One in ten BBC staff given pay rise of more than 10 per cent last year


Nearly 1,800 members of BBC staff received a pay rise of more than 10 per cent last year, figures have revealed.

The large pay rises – amounting to £8,000 per person on average – were handed out to 1,763 members of staff. The group make up 9.1 per cent of the total number of people employed by the corporation.

The BBC said the figures reflected staff being given promotions or taking on extra responsibilities.

But critics, reported in The Telegraph, say the figures showed the “gravy train continues to roll”, with the increases coming at an overall cost of £13.9million.

Conservative MP Andrew Bridgen said: “It underlines why so many people despair of the BBC. The gravy train continues to roll.
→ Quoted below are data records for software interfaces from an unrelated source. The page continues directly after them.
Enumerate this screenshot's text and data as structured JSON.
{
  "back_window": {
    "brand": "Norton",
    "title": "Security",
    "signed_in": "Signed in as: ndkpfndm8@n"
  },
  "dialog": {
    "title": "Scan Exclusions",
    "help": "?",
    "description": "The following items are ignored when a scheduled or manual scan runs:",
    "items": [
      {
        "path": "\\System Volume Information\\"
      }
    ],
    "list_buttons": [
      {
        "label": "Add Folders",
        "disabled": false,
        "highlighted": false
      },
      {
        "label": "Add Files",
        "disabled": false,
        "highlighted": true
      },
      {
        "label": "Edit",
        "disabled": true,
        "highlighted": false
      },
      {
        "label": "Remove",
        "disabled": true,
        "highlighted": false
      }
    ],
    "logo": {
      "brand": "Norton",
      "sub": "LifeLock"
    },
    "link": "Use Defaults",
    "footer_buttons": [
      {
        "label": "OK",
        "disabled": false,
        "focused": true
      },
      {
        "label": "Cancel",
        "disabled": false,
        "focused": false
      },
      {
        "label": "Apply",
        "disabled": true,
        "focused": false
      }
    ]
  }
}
The BBC talks about austerity but they have clearly never experienced it.”

The salary increases were released following a freedom of information request by the Sun newspaper.

A BBC spokesman said: “BBC staff received a one per cent pay rise last year but in any large organisation – especially when making significant back office savings like the BBC – there will be people who are promoted or take on significant extra responsibilities which will be reflected in their salary.”

It comes after a row over the disparity between pay for women and men at the corporation.

This week it was revealed that Andrew Neil is to step down as host of the BBC’s Sunday Politics, and will be replaced by BBC Scotland editor Sarah Smith.

Neil is the first high profile presenter to take a salary cut in the wake of the controversy over gender pay.